Diagnostic work-up of hyponatremia in a geriatric patient with multiple comorbidities and polypharmacy is a common clinical problem. Our case illustrates that SARS-CoV‑2 infection adds to the complexity of differential diagnoses and should also be considered.

Acknowledgements

The authors thank C. Sehwan Park, Feinberg School of Medicine, Chicago, USA, for proofreading.

Compliance with ethical guidelines

Conflict of interest

J. Kleybolte, B. Storek and B. Hegner declare that they have no competing interests.
All procedures performed in studies involving human participants or on human tissue were in accordance with the ethical standards of the institutional and/or national research committee and with the 1975 Helsinki declaration and its later amendments or comparable ethical standards. Informed consent was obtained from all individual participants included in the study.
Open Access This article is licensed under a Creative Commons Attribution 4.0 International License, which permits use, sharing, adaptation, distribution and reproduction in any medium or format, as long as you give appropriate credit to the original author(s) and the source, provide a link to the Creative Commons licence, and indicate if changes were made. The images or other third party material in this article are included in the article’s Creative Commons licence, unless indicated otherwise in a credit line to the material. If material is not included in the article’s Creative Commons licence and your intended use is not permitted by statutory regulation or exceeds the permitted use, you will need to obtain permission directly from the copyright holder. To view a copy of this licence, visit http://​creativecommons.​org/​licenses/​by/​4.​0/​.

Unsere Produktempfehlungen

Zeitschrift für Gerontologie und Geriatrie

Print-Titel

• Themenbezogene Hefte behandeln Fragen der Gerontologie, der Biologie und Grundlagenforschung des Alterns und der geriatrischen Forschung

• Erweitert mit Beiträgen zu Therapie, Psychologie und Soziologie sowie der praktischen Altenpflege.  

• Hot topics von Experten knapp, aussagekräftig und provokativ kommentiert

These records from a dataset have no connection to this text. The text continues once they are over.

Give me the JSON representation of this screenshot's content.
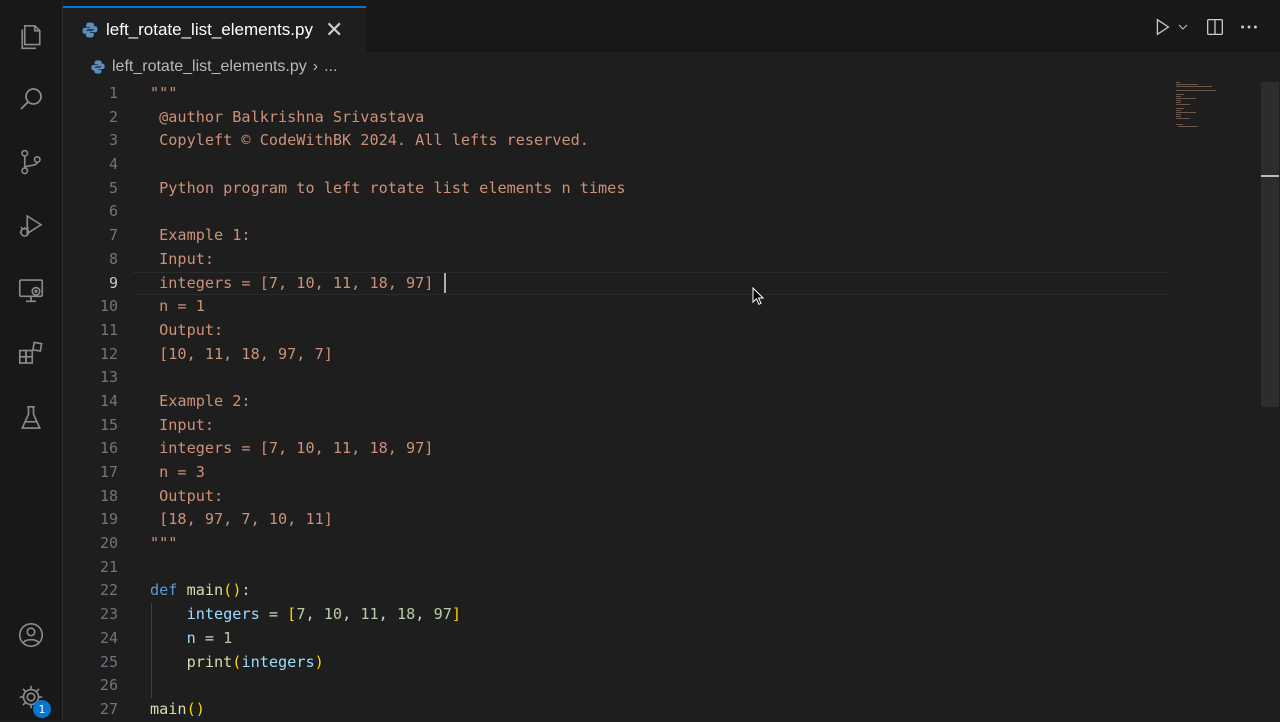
{
  "tab": {
    "filename": "left_rotate_list_elements.py",
    "close_glyph": "✕"
  },
  "breadcrumb": {
    "file": "left_rotate_list_elements.py",
    "separator": "›",
    "more": "..."
  },
  "activity_bar": {
    "items": [
      "explorer-icon",
      "search-icon",
      "source-control-icon",
      "run-debug-icon",
      "remote-explorer-icon",
      "extensions-icon",
      "testing-icon"
    ],
    "bottom": [
      "accounts-icon",
      "manage-gear-icon"
    ],
    "badge": "1"
  },
  "editor": {
    "active_line": 9,
    "line_numbers": [
      "1",
      "2",
      "3",
      "4",
      "5",
      "6",
      "7",
      "8",
      "9",
      "10",
      "11",
      "12",
      "13",
      "14",
      "15",
      "16",
      "17",
      "18",
      "19",
      "20",
      "21",
      "22",
      "23",
      "24",
      "25",
      "26",
      "27"
    ],
    "docstring": {
      "open": "\"\"\"",
      "l2": " @author Balkrishna Srivastava",
      "l3": " Copyleft © CodeWithBK 2024. All lefts reserved.",
      "l5": " Python program to left rotate list elements n times",
      "l7": " Example 1:",
      "l8": " Input:",
      "l9": " integers = [7, 10, 11, 18, 97]",
      "l10": " n = 1",
      "l11": " Output:",
      "l12": " [10, 11, 18, 97, 7]",
      "l14": " Example 2:",
      "l15": " Input:",
      "l16": " integers = [7, 10, 11, 18, 97]",
      "l17": " n = 3",
      "l18": " Output:",
      "l19": " [18, 97, 7, 10, 11]",
      "close": "\"\"\""
    },
    "code": {
      "def_kw": "def",
      "main_name": "main",
      "var_integers": "integers",
      "var_n": "n",
      "eq": " = ",
      "nums": [
        "7",
        "10",
        "11",
        "18",
        "97"
      ],
      "comma": ", ",
      "n_val": "1",
      "print_fn": "print",
      "colon": ":"
    }
  },
  "colors": {
    "accent": "#0078d4",
    "string": "#ce9178",
    "keyword": "#569cd6",
    "function": "#dcdcaa",
    "variable": "#9cdcfe",
    "number": "#b5cea8"
  }
}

Literatur
Über diesen Artikel

Weitere Artikel der Ausgabe 3/2021

Zeitschrift für Gerontologie und Geriatrie 3/2021 Zur Ausgabe

Mitteilungen der DGG

Mitteilungen der DGG